(Excerpts from an interface dataset)
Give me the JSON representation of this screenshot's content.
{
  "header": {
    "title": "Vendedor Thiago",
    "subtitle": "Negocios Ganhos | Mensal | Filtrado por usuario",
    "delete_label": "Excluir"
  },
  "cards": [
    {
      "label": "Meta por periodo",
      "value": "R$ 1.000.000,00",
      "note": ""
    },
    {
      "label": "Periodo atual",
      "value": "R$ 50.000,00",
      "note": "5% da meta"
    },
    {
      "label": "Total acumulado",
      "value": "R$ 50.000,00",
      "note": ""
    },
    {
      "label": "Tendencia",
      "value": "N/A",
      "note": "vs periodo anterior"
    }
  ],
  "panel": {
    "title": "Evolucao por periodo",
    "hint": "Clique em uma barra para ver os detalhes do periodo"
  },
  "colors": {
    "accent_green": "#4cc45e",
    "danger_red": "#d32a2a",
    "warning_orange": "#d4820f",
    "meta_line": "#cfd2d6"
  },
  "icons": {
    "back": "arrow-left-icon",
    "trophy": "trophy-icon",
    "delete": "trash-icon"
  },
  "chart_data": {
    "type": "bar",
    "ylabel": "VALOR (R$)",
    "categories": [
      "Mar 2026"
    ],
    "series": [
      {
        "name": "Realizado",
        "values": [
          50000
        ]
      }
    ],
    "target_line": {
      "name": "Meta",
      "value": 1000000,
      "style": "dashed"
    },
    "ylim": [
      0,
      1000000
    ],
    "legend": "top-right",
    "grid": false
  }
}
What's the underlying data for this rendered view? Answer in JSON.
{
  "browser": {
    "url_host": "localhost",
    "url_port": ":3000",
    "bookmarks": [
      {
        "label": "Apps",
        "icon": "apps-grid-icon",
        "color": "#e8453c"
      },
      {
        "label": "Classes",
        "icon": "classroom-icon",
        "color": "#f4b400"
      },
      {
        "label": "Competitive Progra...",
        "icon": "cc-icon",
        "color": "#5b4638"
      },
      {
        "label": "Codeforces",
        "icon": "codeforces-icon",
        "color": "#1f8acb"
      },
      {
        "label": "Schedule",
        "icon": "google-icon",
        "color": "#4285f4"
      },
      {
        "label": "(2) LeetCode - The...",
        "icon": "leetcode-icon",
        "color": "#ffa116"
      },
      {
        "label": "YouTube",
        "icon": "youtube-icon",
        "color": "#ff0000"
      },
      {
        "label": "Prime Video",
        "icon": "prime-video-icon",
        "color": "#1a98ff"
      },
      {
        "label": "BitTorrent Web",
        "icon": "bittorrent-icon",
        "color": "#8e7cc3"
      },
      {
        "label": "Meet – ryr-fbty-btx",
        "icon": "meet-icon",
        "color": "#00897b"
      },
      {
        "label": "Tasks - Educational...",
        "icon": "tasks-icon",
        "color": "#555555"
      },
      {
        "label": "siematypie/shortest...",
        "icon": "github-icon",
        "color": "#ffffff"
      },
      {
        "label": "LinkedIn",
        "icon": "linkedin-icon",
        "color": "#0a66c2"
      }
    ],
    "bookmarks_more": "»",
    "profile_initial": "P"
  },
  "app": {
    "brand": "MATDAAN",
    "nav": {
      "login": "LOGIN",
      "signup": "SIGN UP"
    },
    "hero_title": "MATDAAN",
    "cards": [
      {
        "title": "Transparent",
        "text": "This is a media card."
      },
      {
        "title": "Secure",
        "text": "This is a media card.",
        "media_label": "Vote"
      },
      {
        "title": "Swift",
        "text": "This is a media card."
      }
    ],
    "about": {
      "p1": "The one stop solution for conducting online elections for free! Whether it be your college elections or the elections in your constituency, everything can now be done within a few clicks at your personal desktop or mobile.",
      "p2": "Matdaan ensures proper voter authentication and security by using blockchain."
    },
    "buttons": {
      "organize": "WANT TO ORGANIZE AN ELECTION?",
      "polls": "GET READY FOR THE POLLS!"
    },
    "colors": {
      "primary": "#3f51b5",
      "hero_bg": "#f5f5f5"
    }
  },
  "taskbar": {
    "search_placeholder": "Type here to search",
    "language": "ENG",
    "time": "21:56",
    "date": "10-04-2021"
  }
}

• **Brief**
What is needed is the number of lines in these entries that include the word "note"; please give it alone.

• **Answer to the problem**
4